:: Description of the task ::
Among the lines of the records below, copy those that hold the word "true".
:::::
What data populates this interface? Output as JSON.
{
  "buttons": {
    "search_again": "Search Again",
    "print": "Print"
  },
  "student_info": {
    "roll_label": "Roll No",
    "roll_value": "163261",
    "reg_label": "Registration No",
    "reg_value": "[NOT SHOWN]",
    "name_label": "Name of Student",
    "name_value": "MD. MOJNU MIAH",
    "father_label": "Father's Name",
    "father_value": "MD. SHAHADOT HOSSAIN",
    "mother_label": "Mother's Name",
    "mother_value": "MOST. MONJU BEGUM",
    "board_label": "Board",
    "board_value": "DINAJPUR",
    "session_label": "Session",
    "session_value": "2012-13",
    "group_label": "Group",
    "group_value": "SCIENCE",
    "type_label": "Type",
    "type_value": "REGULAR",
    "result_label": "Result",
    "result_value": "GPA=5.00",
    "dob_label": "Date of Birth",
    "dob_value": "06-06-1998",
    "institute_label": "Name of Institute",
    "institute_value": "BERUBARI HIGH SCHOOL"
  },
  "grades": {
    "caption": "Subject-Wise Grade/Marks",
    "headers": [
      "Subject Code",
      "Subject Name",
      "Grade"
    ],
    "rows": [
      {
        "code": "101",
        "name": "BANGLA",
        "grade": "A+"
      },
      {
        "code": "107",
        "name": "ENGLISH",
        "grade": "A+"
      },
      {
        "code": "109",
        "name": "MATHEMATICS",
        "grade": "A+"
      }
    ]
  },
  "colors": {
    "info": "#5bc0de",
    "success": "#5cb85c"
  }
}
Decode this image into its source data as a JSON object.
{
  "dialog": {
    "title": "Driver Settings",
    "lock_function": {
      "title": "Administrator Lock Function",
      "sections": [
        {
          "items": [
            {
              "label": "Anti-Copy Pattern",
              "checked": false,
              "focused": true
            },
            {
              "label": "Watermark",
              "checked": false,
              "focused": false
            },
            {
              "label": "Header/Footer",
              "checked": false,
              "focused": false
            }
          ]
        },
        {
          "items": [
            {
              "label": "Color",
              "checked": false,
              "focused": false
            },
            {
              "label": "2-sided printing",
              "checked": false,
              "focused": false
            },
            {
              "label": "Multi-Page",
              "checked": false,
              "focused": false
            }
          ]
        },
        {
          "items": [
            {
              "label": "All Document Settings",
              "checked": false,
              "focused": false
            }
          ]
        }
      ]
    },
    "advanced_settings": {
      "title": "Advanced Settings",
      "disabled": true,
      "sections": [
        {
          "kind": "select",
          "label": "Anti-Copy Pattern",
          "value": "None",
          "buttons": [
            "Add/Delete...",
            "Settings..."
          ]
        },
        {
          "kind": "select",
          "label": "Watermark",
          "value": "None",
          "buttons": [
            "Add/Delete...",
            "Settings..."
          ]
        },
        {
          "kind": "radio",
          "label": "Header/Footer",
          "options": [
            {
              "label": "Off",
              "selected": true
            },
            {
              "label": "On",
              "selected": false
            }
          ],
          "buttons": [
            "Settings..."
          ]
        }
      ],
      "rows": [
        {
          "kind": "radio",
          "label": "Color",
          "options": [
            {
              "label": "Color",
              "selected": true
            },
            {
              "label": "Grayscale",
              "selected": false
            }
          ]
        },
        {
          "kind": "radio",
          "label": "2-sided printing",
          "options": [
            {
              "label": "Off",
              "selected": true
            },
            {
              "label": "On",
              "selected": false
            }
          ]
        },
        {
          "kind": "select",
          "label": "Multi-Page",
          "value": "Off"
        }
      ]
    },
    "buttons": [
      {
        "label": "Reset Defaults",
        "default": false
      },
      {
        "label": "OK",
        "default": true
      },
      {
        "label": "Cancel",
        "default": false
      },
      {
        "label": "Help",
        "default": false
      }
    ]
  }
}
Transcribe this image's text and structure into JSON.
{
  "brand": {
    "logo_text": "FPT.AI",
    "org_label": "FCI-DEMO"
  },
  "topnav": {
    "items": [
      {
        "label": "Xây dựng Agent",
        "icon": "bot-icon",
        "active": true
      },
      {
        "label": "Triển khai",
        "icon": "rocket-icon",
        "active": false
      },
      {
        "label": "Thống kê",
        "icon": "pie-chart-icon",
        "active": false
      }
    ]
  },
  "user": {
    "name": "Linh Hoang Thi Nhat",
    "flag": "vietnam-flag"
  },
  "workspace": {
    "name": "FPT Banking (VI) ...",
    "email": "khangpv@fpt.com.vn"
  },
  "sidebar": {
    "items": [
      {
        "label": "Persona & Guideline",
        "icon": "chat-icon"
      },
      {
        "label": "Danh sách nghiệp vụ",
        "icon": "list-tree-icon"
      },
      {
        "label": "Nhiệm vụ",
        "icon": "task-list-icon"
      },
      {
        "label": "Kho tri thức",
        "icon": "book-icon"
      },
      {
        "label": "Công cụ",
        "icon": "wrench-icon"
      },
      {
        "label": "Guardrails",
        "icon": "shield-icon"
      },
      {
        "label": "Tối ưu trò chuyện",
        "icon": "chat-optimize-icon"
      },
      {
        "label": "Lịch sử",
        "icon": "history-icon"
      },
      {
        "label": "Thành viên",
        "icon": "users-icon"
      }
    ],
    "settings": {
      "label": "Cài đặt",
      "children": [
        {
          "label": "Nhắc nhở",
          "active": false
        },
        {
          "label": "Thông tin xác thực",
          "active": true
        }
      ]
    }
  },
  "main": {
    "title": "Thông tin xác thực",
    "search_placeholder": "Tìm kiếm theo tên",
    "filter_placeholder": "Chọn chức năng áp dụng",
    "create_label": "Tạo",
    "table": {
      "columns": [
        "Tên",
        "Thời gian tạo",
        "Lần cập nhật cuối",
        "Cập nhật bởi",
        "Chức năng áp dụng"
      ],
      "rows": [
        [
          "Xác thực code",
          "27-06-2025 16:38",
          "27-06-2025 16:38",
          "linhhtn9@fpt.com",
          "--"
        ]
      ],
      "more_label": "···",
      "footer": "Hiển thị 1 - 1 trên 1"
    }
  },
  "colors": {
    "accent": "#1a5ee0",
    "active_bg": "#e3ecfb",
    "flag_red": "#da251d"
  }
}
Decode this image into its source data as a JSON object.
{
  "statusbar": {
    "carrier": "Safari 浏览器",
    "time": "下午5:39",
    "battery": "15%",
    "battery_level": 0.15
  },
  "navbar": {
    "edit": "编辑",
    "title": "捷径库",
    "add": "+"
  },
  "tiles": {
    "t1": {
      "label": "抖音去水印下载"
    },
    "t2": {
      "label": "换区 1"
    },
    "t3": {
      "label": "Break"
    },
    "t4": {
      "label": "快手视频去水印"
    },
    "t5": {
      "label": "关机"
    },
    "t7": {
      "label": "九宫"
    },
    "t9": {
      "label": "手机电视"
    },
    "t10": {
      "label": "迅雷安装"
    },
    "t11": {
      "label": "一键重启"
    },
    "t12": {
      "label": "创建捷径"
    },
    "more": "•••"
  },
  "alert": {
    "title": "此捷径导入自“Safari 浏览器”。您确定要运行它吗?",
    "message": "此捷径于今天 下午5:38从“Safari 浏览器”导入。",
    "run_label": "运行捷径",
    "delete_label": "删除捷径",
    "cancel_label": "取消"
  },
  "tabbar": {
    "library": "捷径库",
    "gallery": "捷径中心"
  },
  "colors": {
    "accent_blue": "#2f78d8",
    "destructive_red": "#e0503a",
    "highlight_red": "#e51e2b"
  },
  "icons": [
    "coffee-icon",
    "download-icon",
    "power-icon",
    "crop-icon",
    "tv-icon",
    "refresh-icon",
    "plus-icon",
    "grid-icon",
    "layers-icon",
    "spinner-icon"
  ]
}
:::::
:: Result below ::
              "focused": true
      "disabled": true,
              "selected": true
              "selected": true
              "selected": true
        "default": true
        "active": true
          "active": true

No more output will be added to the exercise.